[Website and app data records]
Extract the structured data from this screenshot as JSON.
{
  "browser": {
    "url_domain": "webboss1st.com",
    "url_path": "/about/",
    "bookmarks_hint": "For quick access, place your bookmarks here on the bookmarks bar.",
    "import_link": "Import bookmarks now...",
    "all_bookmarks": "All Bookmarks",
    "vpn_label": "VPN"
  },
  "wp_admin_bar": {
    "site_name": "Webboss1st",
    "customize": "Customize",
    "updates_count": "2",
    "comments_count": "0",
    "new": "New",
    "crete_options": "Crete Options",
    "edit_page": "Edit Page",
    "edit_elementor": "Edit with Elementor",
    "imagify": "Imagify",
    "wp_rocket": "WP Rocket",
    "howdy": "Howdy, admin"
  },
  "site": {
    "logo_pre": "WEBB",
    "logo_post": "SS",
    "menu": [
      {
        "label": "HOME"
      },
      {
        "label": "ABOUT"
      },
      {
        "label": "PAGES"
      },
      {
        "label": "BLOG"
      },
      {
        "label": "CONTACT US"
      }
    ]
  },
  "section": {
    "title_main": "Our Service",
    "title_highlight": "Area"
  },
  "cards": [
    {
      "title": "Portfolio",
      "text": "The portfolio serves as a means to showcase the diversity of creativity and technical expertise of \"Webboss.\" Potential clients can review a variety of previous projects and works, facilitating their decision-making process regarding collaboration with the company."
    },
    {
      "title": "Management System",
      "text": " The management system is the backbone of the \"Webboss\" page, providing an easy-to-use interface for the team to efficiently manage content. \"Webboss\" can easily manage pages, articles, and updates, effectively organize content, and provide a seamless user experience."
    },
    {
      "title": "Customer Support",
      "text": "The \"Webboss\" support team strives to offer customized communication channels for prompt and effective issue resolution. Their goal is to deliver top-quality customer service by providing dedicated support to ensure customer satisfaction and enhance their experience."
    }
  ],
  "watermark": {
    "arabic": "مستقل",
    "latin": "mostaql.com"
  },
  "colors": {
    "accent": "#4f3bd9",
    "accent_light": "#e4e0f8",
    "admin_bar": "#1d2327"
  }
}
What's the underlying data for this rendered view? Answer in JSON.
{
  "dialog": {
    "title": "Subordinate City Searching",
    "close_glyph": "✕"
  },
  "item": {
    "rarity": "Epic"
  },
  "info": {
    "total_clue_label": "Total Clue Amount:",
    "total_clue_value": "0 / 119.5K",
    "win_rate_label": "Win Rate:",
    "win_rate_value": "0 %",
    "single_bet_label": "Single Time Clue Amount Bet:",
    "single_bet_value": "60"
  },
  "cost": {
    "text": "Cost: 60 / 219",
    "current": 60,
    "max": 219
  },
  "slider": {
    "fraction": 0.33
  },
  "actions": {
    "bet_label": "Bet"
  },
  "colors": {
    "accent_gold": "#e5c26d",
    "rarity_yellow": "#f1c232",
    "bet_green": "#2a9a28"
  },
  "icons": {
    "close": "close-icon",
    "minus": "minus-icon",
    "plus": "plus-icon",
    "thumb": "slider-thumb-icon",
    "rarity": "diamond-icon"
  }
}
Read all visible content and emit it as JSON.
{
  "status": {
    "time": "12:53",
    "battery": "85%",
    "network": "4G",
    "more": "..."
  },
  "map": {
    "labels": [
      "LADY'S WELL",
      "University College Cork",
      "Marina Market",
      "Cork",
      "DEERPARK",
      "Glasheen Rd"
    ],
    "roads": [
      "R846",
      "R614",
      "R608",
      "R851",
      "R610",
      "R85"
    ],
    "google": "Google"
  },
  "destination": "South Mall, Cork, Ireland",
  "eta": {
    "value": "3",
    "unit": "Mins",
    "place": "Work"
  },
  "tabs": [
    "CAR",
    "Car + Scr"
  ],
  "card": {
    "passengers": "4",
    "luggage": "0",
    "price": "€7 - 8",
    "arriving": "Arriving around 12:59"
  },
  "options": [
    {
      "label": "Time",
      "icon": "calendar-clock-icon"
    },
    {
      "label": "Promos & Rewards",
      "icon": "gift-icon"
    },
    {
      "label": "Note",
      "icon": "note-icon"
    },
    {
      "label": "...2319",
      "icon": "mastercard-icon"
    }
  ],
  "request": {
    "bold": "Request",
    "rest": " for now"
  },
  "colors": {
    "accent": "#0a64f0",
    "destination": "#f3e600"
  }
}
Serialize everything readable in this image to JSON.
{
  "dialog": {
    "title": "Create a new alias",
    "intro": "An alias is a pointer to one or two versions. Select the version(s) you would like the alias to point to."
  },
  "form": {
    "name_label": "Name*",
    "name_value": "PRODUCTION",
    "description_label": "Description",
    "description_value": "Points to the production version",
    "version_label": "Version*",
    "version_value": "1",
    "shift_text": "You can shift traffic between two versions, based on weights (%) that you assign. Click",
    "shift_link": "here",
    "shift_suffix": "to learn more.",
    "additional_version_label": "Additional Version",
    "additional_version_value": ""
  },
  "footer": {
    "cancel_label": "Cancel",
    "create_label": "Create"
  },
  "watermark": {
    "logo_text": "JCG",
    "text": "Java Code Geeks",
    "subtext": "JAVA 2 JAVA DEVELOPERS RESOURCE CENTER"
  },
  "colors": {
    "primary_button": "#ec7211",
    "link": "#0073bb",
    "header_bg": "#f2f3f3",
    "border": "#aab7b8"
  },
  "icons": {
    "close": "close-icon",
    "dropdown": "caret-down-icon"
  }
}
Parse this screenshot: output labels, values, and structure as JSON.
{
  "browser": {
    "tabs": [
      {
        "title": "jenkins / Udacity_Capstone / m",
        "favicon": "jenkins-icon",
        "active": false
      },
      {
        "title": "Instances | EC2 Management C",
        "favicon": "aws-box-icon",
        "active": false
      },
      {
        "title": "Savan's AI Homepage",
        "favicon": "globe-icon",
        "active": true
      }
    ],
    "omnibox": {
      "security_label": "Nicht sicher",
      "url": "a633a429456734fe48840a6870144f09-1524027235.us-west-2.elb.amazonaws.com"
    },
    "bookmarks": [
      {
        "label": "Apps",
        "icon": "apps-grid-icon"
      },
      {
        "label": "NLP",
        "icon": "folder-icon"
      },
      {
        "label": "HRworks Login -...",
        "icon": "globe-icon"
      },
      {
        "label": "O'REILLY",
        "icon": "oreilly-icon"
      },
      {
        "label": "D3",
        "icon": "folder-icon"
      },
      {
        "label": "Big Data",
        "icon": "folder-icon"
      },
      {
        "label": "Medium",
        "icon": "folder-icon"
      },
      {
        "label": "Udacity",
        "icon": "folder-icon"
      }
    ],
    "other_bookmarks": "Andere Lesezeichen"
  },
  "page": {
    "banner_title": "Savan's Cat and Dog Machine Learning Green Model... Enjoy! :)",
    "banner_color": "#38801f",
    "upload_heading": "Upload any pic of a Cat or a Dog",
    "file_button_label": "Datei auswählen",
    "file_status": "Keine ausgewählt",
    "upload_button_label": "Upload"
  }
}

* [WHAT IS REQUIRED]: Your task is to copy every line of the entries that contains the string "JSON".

* [ANSWER SECTION]:
Extract the structured data from this screenshot as JSON.
What's the underlying data for this rendered view? Answer in JSON.
Read all visible content and emit it as JSON.
Serialize everything readable in this image to JSON.
Parse this screenshot: output labels, values, and structure as JSON.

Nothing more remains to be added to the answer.